The nanobot’s score for the event will be the quadratic mean of its finish times on each of the three trials. Lower scores beat higher scores. Any trial that results in a foul will receive a score of 3 minutes.  

The Obstacle Course (also known as The Slalom Drill)  

The path between the goals is blocked by “defenders” (polymer posts shaped like soccer players) that a nanobot must avoid as it races between the goals.  

The nanobot’s finish time for a trial is measured from the start signal of the referee to the completion signal of the nanobot. The maximum finish time is 2 minutes.  

The microrobot’s modified finish time for a trial is its finish time divided by the number of obstacles on the field. If the trial was disqualified, the modified finish time is 2 minutes.  

The nanobot’s score for the event will be the quadratic mean of its modified finish times on each of the three trials. Lower scores beat higher scores. Any trial that results in a foul will receive a score of 3 minutes.  

The Ball Handling Drill (also known as The Shootout)

The nanobot must “dribble” as many “nanoballs” (silicon dioxide disks) as possible into the goal within a 3-minute period while avoiding the same type of defenders used in the Obstacle Course.

Prior to beginning the trial, the team must choose the number of balls available on the field. The number of obstacles on the field will equal the number of balls.  

The nanobot’s trial score is the number of balls that are entirely within the opposing goal at the end of the trial.  

The nanobot’s score for the event will be the quadratic mean of its trial scores. Higher scores beat lower scores. Any trial that results in a foul will receive a score of 0.  

Competition Rules  

All teams automatically qualify for the 2-Millimeter Dash. A team must qualify for the Obstacle Course and the Ball Handling Drill by demonstrating good performance in the earlier events.  

A team will automatically qualify for the Obstacle Course upon completion of at least two out of three trials of the 2-Millimeter Dash in 2 minutes or less.

To automatically qualify for the Ball Handling Drill, a team must complete at least two out of three trials of the Obstacle Course in 2 minutes or less. Otherwise qualification will be based on relative time: no fewer than four teams will qualify for the Obstacle Course; no fewer than three teams will qualify for the Ball Handling Drill.

The events will be held in the following order:

1. The 2-Millimeter Dash
2. The Obstacle Course
3. The Ball Handling Drill  

All teams will perform all three trials of an earlier event before any team begins any subsequent event.
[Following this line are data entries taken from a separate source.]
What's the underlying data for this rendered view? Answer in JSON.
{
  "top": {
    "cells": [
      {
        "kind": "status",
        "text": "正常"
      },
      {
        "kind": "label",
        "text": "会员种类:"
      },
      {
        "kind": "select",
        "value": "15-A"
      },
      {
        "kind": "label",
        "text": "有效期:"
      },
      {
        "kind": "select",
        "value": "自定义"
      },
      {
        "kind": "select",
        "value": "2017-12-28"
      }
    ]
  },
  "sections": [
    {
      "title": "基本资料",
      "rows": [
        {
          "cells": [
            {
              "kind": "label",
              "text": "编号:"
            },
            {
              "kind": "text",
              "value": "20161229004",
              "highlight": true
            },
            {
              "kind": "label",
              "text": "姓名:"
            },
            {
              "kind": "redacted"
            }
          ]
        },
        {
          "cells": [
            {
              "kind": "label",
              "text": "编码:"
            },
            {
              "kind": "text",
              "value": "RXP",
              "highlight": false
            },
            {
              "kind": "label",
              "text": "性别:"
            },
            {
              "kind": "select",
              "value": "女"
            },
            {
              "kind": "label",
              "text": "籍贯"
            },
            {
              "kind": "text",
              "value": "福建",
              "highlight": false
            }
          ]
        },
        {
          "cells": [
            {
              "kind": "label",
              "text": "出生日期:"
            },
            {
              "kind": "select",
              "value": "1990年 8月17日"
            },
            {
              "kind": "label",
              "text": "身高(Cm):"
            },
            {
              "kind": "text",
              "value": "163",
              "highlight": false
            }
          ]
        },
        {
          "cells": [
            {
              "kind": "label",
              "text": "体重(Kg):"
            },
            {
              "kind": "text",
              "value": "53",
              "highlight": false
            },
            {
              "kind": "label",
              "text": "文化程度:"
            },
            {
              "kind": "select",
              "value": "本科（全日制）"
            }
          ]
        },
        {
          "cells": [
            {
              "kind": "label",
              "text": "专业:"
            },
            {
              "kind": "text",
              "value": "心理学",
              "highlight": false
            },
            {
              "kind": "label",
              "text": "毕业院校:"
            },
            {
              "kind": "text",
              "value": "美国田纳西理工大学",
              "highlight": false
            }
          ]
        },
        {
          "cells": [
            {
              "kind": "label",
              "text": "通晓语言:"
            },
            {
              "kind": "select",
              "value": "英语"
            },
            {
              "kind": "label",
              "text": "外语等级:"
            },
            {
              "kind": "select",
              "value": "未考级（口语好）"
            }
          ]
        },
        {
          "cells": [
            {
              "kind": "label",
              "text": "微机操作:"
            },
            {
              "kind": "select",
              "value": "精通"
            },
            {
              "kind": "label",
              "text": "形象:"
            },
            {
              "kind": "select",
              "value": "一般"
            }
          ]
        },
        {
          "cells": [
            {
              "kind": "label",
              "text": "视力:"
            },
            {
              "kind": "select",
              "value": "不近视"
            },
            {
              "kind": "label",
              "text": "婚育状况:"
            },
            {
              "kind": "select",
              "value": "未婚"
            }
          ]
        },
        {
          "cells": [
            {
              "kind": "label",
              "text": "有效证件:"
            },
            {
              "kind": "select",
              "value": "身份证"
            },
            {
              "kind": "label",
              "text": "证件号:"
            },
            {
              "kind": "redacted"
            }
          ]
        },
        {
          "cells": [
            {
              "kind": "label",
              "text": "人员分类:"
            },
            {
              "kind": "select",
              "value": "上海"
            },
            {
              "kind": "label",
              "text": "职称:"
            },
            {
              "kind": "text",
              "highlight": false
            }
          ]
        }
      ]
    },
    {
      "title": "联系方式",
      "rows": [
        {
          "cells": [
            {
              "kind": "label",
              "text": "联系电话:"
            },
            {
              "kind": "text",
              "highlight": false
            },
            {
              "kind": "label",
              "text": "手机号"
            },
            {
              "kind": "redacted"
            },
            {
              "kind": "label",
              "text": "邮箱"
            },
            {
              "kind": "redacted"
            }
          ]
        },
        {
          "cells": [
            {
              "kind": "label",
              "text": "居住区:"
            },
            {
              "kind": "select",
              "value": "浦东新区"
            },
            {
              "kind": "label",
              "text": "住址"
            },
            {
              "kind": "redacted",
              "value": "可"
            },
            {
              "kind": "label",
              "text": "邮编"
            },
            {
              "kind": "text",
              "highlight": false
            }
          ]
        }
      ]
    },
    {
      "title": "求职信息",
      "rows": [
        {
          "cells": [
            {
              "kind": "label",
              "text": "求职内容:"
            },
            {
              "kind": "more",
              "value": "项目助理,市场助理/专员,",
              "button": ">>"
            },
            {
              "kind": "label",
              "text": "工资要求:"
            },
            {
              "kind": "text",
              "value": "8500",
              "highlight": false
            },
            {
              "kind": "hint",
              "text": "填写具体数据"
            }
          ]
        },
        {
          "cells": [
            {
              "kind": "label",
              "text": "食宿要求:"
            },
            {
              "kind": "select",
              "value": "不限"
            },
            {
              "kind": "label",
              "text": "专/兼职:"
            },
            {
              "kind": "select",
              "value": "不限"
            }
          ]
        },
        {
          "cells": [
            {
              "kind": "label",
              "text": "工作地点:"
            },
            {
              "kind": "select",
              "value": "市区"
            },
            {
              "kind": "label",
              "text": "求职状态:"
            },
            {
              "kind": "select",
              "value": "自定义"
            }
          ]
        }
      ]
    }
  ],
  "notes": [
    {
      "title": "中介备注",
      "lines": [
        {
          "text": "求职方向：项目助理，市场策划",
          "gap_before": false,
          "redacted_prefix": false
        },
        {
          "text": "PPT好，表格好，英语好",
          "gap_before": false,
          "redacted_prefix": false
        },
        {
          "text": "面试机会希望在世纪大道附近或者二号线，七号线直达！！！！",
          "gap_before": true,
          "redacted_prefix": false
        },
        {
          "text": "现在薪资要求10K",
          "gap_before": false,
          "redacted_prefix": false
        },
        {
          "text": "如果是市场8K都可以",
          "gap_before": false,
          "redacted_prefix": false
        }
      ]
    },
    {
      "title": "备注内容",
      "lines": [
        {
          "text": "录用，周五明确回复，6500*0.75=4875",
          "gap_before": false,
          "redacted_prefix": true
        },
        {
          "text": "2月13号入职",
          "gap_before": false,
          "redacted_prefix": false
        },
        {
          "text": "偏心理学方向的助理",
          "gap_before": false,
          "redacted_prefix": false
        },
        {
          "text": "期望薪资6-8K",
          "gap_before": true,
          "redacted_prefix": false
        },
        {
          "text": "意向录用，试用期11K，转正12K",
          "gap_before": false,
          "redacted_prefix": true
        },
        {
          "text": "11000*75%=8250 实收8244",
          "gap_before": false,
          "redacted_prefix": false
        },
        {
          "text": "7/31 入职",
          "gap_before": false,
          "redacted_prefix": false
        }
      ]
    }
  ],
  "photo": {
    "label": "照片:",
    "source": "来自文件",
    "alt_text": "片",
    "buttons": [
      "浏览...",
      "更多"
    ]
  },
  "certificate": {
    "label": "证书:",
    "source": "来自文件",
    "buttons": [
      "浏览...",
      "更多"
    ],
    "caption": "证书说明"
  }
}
An earlier team will perform all three trials of an event before a subsequent team begins any trial of that event.  

For the 2-Millimeter Dash, the order of teams will be determined by lot.

For the Obstacle Course, teams will choose where they will fall in the order of teams. Teams with superior 2-Millimeter Dash scores will choose before teams with inferior scores. Tie scores will be broken by lot.

For the Ball Handling Drill, teams will choose where they fall in the order of teams. Teams with superior Obstacle Course scores will choose before teams with inferior scores. Tie scores will be broken by lot.